One of the recurring conversations I had with my daughters as they grew up was that I was not responsible in a direct sense for the color of their hair or eyes, their height, or whether they had natural inclinations for a particular activity that caught their interest. When we studied biology and the science of genetics, I was informed that I was one-half to blame for anything they didn’t appreciate in their appearance or talents.
My youngest, for example, was quite irate with me when, at the age of eight, she was already taller than most jockeys, so that “career” path would not be an option for her. Likewise, she had to come to terms with the fact that, in spite of her obvious talents in singing and acting, she was not likely to land leading roles if the men who were auditioning for parts were considerably shorter than she. It took all of my “mommy encouragement” to help both daughters embrace the fact that being tall was an advantage on a lot of fronts. In addition, they had to accept that there wasn’t a whole lot either of them could do about it (Luke 6:27). Now, years later, both daughters are 5’10” tall.
We are continually amazed at the comments that come from all quarters regarding their height. Comments, I might add, that if the words, “fat” or “short” were inserted would be considered the height (pardon the pun) of insult. Here are recent examples from customers at the restaurant where my youngest works. I’ll include tone of voice so you get the full picture.
Customer A: “How tall are you?” (Said in an accusative voice).
Daughter: “Oh, I’m 5’10.”
Customer A: “You look taller!” (Again, in an accusative voice).
Customer B: “Wow, you are so tall. How tall are you?”
Customer B: Blank, silent stare.
Customer C: “Is the floor in here uneven? I mean, is it higher on your side of the counter?”
Daughter: Smiles—after all what else can she do?
We get a good laugh when she shares these episodes. My husband points out that, in many cases, people say strange things when they don’t have anything to say and are trying to be funny. Whatever the reasons, it is a good thing that all those conversations of my daughter’s growing up years have left her content with the stature God had in store for her. And along the way, she is able to be gracious to those who are impolite in their comments to her and to demonstrate this grace by not being rude in response.

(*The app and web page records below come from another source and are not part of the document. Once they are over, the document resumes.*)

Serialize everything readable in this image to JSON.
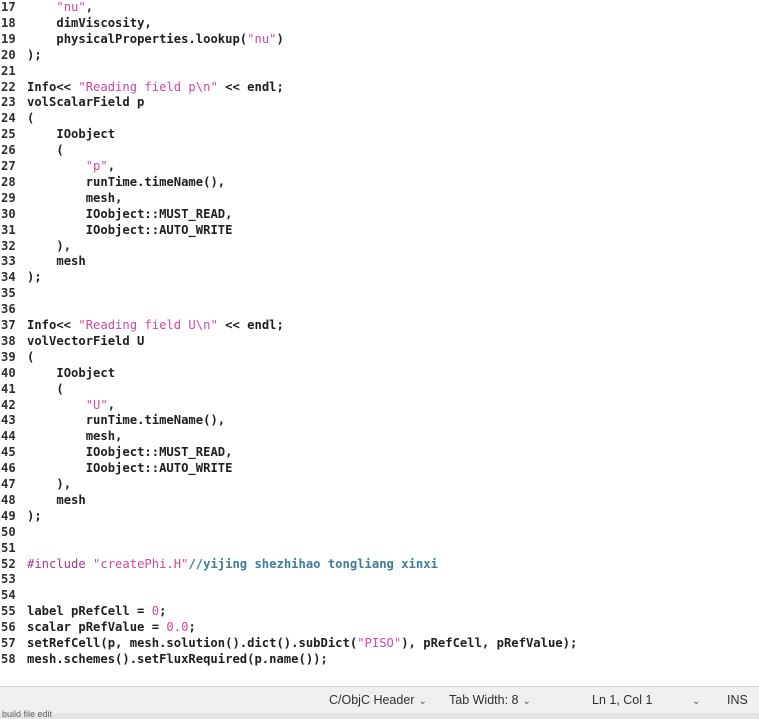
{
  "editor": {
    "lines": [
      {
        "n": "17",
        "t": [
          [
            "s",
            "\"nu\""
          ],
          [
            "t",
            ","
          ]
        ],
        "i": "    "
      },
      {
        "n": "18",
        "t": [
          [
            "t",
            "dimViscosity,"
          ]
        ],
        "i": "    "
      },
      {
        "n": "19",
        "t": [
          [
            "t",
            "physicalProperties.lookup("
          ],
          [
            "s",
            "\"nu\""
          ],
          [
            "t",
            ")"
          ]
        ],
        "i": "    "
      },
      {
        "n": "20",
        "t": [
          [
            "t",
            ");"
          ]
        ],
        "i": ""
      },
      {
        "n": "21",
        "t": [],
        "i": ""
      },
      {
        "n": "22",
        "t": [
          [
            "t",
            "Info<< "
          ],
          [
            "s",
            "\"Reading field p\\n\""
          ],
          [
            "t",
            " << endl;"
          ]
        ],
        "i": ""
      },
      {
        "n": "23",
        "t": [
          [
            "t",
            "volScalarField p"
          ]
        ],
        "i": ""
      },
      {
        "n": "24",
        "t": [
          [
            "t",
            "("
          ]
        ],
        "i": ""
      },
      {
        "n": "25",
        "t": [
          [
            "t",
            "IOobject"
          ]
        ],
        "i": "    "
      },
      {
        "n": "26",
        "t": [
          [
            "t",
            "("
          ]
        ],
        "i": "    "
      },
      {
        "n": "27",
        "t": [
          [
            "s",
            "\"p\""
          ],
          [
            "t",
            ","
          ]
        ],
        "i": "        "
      },
      {
        "n": "28",
        "t": [
          [
            "t",
            "runTime.timeName(),"
          ]
        ],
        "i": "        "
      },
      {
        "n": "29",
        "t": [
          [
            "t",
            "mesh,"
          ]
        ],
        "i": "        "
      },
      {
        "n": "30",
        "t": [
          [
            "t",
            "IOobject::MUST_READ,"
          ]
        ],
        "i": "        "
      },
      {
        "n": "31",
        "t": [
          [
            "t",
            "IOobject::AUTO_WRITE"
          ]
        ],
        "i": "        "
      },
      {
        "n": "32",
        "t": [
          [
            "t",
            "),"
          ]
        ],
        "i": "    "
      },
      {
        "n": "33",
        "t": [
          [
            "t",
            "mesh"
          ]
        ],
        "i": "    "
      },
      {
        "n": "34",
        "t": [
          [
            "t",
            ");"
          ]
        ],
        "i": ""
      },
      {
        "n": "35",
        "t": [],
        "i": ""
      },
      {
        "n": "36",
        "t": [],
        "i": ""
      },
      {
        "n": "37",
        "t": [
          [
            "t",
            "Info<< "
          ],
          [
            "s",
            "\"Reading field U\\n\""
          ],
          [
            "t",
            " << endl;"
          ]
        ],
        "i": ""
      },
      {
        "n": "38",
        "t": [
          [
            "t",
            "volVectorField U"
          ]
        ],
        "i": ""
      },
      {
        "n": "39",
        "t": [
          [
            "t",
            "("
          ]
        ],
        "i": ""
      },
      {
        "n": "40",
        "t": [
          [
            "t",
            "IOobject"
          ]
        ],
        "i": "    "
      },
      {
        "n": "41",
        "t": [
          [
            "t",
            "("
          ]
        ],
        "i": "    "
      },
      {
        "n": "42",
        "t": [
          [
            "s",
            "\"U\""
          ],
          [
            "t",
            ","
          ]
        ],
        "i": "        "
      },
      {
        "n": "43",
        "t": [
          [
            "t",
            "runTime.timeName(),"
          ]
        ],
        "i": "        "
      },
      {
        "n": "44",
        "t": [
          [
            "t",
            "mesh,"
          ]
        ],
        "i": "        "
      },
      {
        "n": "45",
        "t": [
          [
            "t",
            "IOobject::MUST_READ,"
          ]
        ],
        "i": "        "
      },
      {
        "n": "46",
        "t": [
          [
            "t",
            "IOobject::AUTO_WRITE"
          ]
        ],
        "i": "        "
      },
      {
        "n": "47",
        "t": [
          [
            "t",
            "),"
          ]
        ],
        "i": "    "
      },
      {
        "n": "48",
        "t": [
          [
            "t",
            "mesh"
          ]
        ],
        "i": "    "
      },
      {
        "n": "49",
        "t": [
          [
            "t",
            ");"
          ]
        ],
        "i": ""
      },
      {
        "n": "50",
        "t": [],
        "i": ""
      },
      {
        "n": "51",
        "t": [],
        "i": ""
      },
      {
        "n": "52",
        "t": [
          [
            "p",
            "#include "
          ],
          [
            "s",
            "\"createPhi.H\""
          ],
          [
            "c",
            "//yijing shezhihao tongliang xinxi"
          ]
        ],
        "i": ""
      },
      {
        "n": "53",
        "t": [],
        "i": ""
      },
      {
        "n": "54",
        "t": [],
        "i": ""
      },
      {
        "n": "55",
        "t": [
          [
            "t",
            "label pRefCell = "
          ],
          [
            "n",
            "0"
          ],
          [
            "t",
            ";"
          ]
        ],
        "i": ""
      },
      {
        "n": "56",
        "t": [
          [
            "t",
            "scalar pRefValue = "
          ],
          [
            "n",
            "0.0"
          ],
          [
            "t",
            ";"
          ]
        ],
        "i": ""
      },
      {
        "n": "57",
        "t": [
          [
            "t",
            "setRefCell(p, mesh.solution().dict().subDict("
          ],
          [
            "s",
            "\"PISO\""
          ],
          [
            "t",
            "), pRefCell, pRefValue);"
          ]
        ],
        "i": ""
      },
      {
        "n": "58",
        "t": [
          [
            "t",
            "mesh.schemes().setFluxRequired(p.name());"
          ]
        ],
        "i": ""
      }
    ]
  },
  "statusbar": {
    "language": "C/ObjC Header",
    "tab_width": "Tab Width: 8",
    "cursor": "Ln 1, Col 1",
    "mode": "INS"
  },
  "bottom": {
    "label": "build file edit"
  }
}
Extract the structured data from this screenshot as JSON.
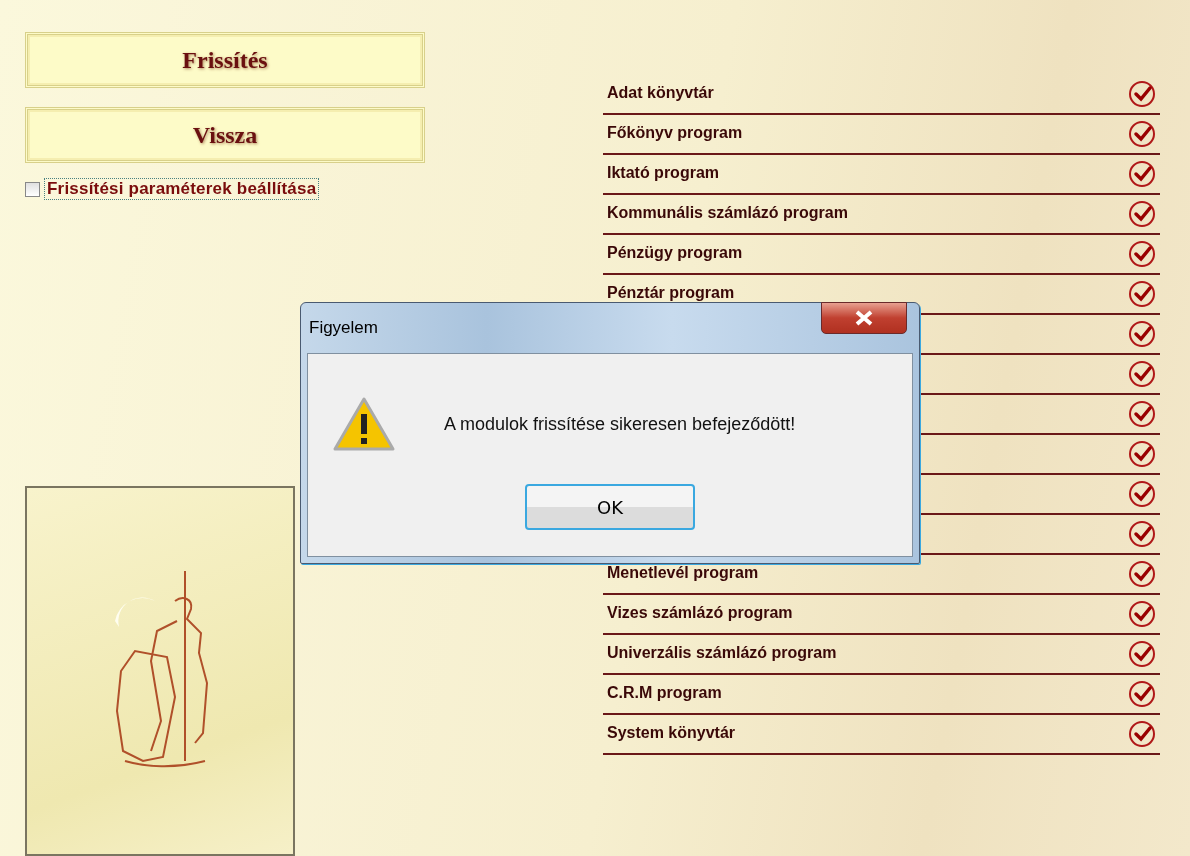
{
  "buttons": [
    {
      "label": "Frissítés"
    },
    {
      "label": "Vissza"
    }
  ],
  "settings_checkbox": {
    "label": "Frissítési paraméterek beállítása",
    "checked": false
  },
  "modules": [
    {
      "label": "Adat könyvtár",
      "checked": true
    },
    {
      "label": "Főkönyv program",
      "checked": true
    },
    {
      "label": "Iktató program",
      "checked": true
    },
    {
      "label": "Kommunális számlázó program",
      "checked": true
    },
    {
      "label": "Pénzügy program",
      "checked": true
    },
    {
      "label": "Pénztár program",
      "checked": true
    },
    {
      "checked": true
    },
    {
      "checked": true
    },
    {
      "checked": true
    },
    {
      "checked": true
    },
    {
      "checked": true
    },
    {
      "checked": true
    },
    {
      "label": "Menetlevél program",
      "checked": true
    },
    {
      "label": "Vizes számlázó program",
      "checked": true
    },
    {
      "label": "Univerzális számlázó program",
      "checked": true
    },
    {
      "label": "C.R.M program",
      "checked": true
    },
    {
      "label": "System könyvtár",
      "checked": true
    }
  ],
  "dialog": {
    "title": "Figyelem",
    "message": "A modulok frissítése sikeresen befejeződött!",
    "button": "OK"
  }
}
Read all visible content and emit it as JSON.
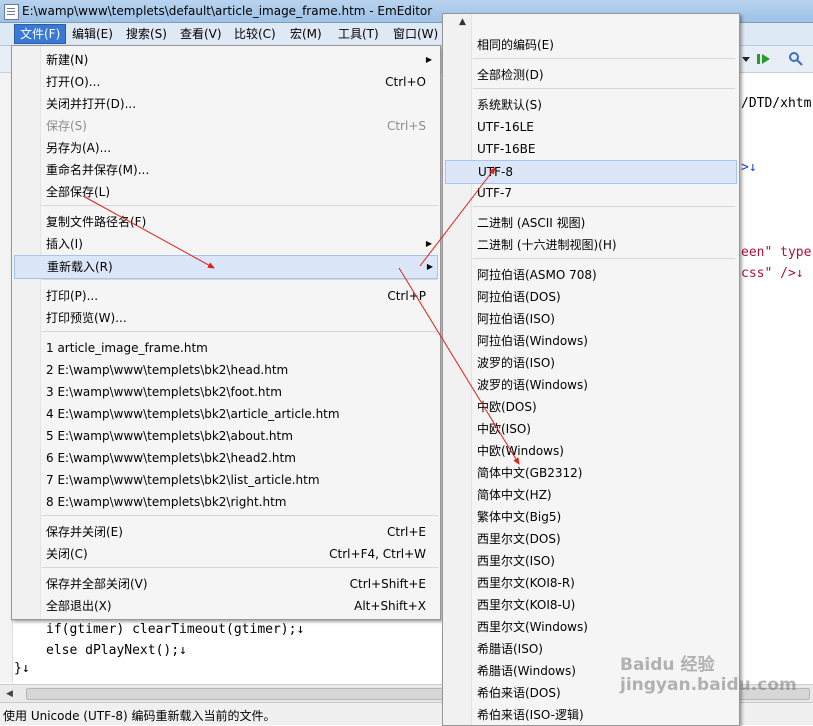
{
  "window": {
    "title": "E:\\wamp\\www\\templets\\default\\article_image_frame.htm - EmEditor"
  },
  "menubar": [
    "文件(F)",
    "编辑(E)",
    "搜索(S)",
    "查看(V)",
    "比较(C)",
    "宏(M)",
    "工具(T)",
    "窗口(W)"
  ],
  "code": {
    "line_dtd": "/DTD/xhtm",
    "line_arrow1": ">↓",
    "line_green": "een\" type",
    "line_css": "css\" />↓",
    "line_if": "if(gtimer) clearTimeout(gtimer);↓",
    "line_else": "else dPlayNext();↓",
    "line_brace": "}↓"
  },
  "status": "使用 Unicode (UTF-8) 编码重新载入当前的文件。",
  "file_menu": [
    {
      "label": "新建(N)",
      "shortcut": "",
      "submenu": true
    },
    {
      "label": "打开(O)...",
      "shortcut": "Ctrl+O"
    },
    {
      "label": "关闭并打开(D)...",
      "shortcut": ""
    },
    {
      "label": "保存(S)",
      "shortcut": "Ctrl+S",
      "disabled": true
    },
    {
      "label": "另存为(A)...",
      "shortcut": ""
    },
    {
      "label": "重命名并保存(M)...",
      "shortcut": ""
    },
    {
      "label": "全部保存(L)",
      "shortcut": ""
    },
    {
      "label": "复制文件路径名(F)",
      "shortcut": ""
    },
    {
      "label": "插入(I)",
      "shortcut": "",
      "submenu": true
    },
    {
      "label": "重新载入(R)",
      "shortcut": "",
      "submenu": true,
      "highlight": true
    },
    {
      "label": "打印(P)...",
      "shortcut": "Ctrl+P"
    },
    {
      "label": "打印预览(W)...",
      "shortcut": ""
    },
    {
      "label": "1 article_image_frame.htm",
      "shortcut": ""
    },
    {
      "label": "2 E:\\wamp\\www\\templets\\bk2\\head.htm",
      "shortcut": ""
    },
    {
      "label": "3 E:\\wamp\\www\\templets\\bk2\\foot.htm",
      "shortcut": ""
    },
    {
      "label": "4 E:\\wamp\\www\\templets\\bk2\\article_article.htm",
      "shortcut": ""
    },
    {
      "label": "5 E:\\wamp\\www\\templets\\bk2\\about.htm",
      "shortcut": ""
    },
    {
      "label": "6 E:\\wamp\\www\\templets\\bk2\\head2.htm",
      "shortcut": ""
    },
    {
      "label": "7 E:\\wamp\\www\\templets\\bk2\\list_article.htm",
      "shortcut": ""
    },
    {
      "label": "8 E:\\wamp\\www\\templets\\bk2\\right.htm",
      "shortcut": ""
    },
    {
      "label": "保存并关闭(E)",
      "shortcut": "Ctrl+E"
    },
    {
      "label": "关闭(C)",
      "shortcut": "Ctrl+F4, Ctrl+W"
    },
    {
      "label": "保存并全部关闭(V)",
      "shortcut": "Ctrl+Shift+E"
    },
    {
      "label": "全部退出(X)",
      "shortcut": "Alt+Shift+X"
    }
  ],
  "encoding_menu": [
    "相同的编码(E)",
    "全部检测(D)",
    "系统默认(S)",
    "UTF-16LE",
    "UTF-16BE",
    "UTF-8",
    "UTF-7",
    "二进制 (ASCII 视图)",
    "二进制 (十六进制视图)(H)",
    "阿拉伯语(ASMO 708)",
    "阿拉伯语(DOS)",
    "阿拉伯语(ISO)",
    "阿拉伯语(Windows)",
    "波罗的语(ISO)",
    "波罗的语(Windows)",
    "中欧(DOS)",
    "中欧(ISO)",
    "中欧(Windows)",
    "简体中文(GB2312)",
    "简体中文(HZ)",
    "繁体中文(Big5)",
    "西里尔文(DOS)",
    "西里尔文(ISO)",
    "西里尔文(KOI8-R)",
    "西里尔文(KOI8-U)",
    "西里尔文(Windows)",
    "希腊语(ISO)",
    "希腊语(Windows)",
    "希伯来语(DOS)",
    "希伯来语(ISO-逻辑)"
  ],
  "watermark": "Baidu 经验 jingyan.baidu.com",
  "colors": {
    "annotation_arrow": "#e0201c",
    "menu_highlight": "#3a79d3"
  }
}
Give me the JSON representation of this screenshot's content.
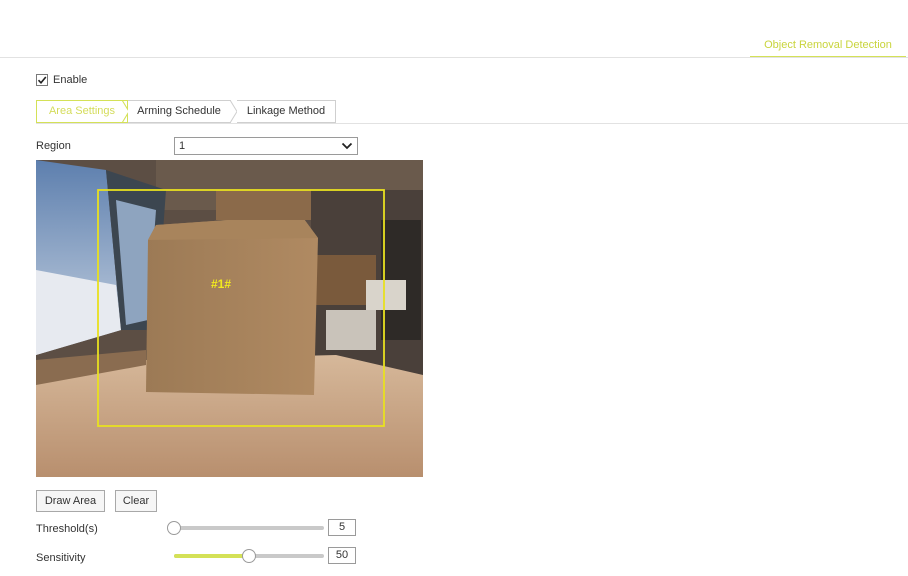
{
  "header": {
    "active_tab": "Object Removal Detection"
  },
  "enable": {
    "label": "Enable",
    "checked": true
  },
  "subtabs": [
    {
      "label": "Area Settings",
      "active": true
    },
    {
      "label": "Arming Schedule",
      "active": false
    },
    {
      "label": "Linkage Method",
      "active": false
    }
  ],
  "region": {
    "label": "Region",
    "value": "1"
  },
  "video": {
    "region_tag": "#1#"
  },
  "buttons": {
    "draw_area": "Draw Area",
    "clear": "Clear"
  },
  "threshold": {
    "label": "Threshold(s)",
    "value": "5",
    "min": 0,
    "max": 1800
  },
  "sensitivity": {
    "label": "Sensitivity",
    "value": "50",
    "min": 0,
    "max": 100
  },
  "colors": {
    "accent": "#d4e157",
    "region_box": "#e8e020"
  },
  "icons": {
    "checkbox": "checkmark-icon",
    "select": "chevron-down-icon"
  }
}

There is a lesson for all of us here. We should think before we make what seems to us to be innocuous comments. I have friends who have eight children who get all sorts of pointed, obnoxious questions about whether or not they are “finished,” or do they plan to create more babies. It is important to consider how comments will be received by others before making any such comments. I am not suggesting “hate speech” legislation be enacted to protect pregnant women, large families, or tall people from unfeeling remarks. This is not a matter for the civil government. This is a matter for Biblical wisdom that says you should treat others the way you would want to be treated.
“And as you wish that others would do to you, do so to them.” (Luke 6:31)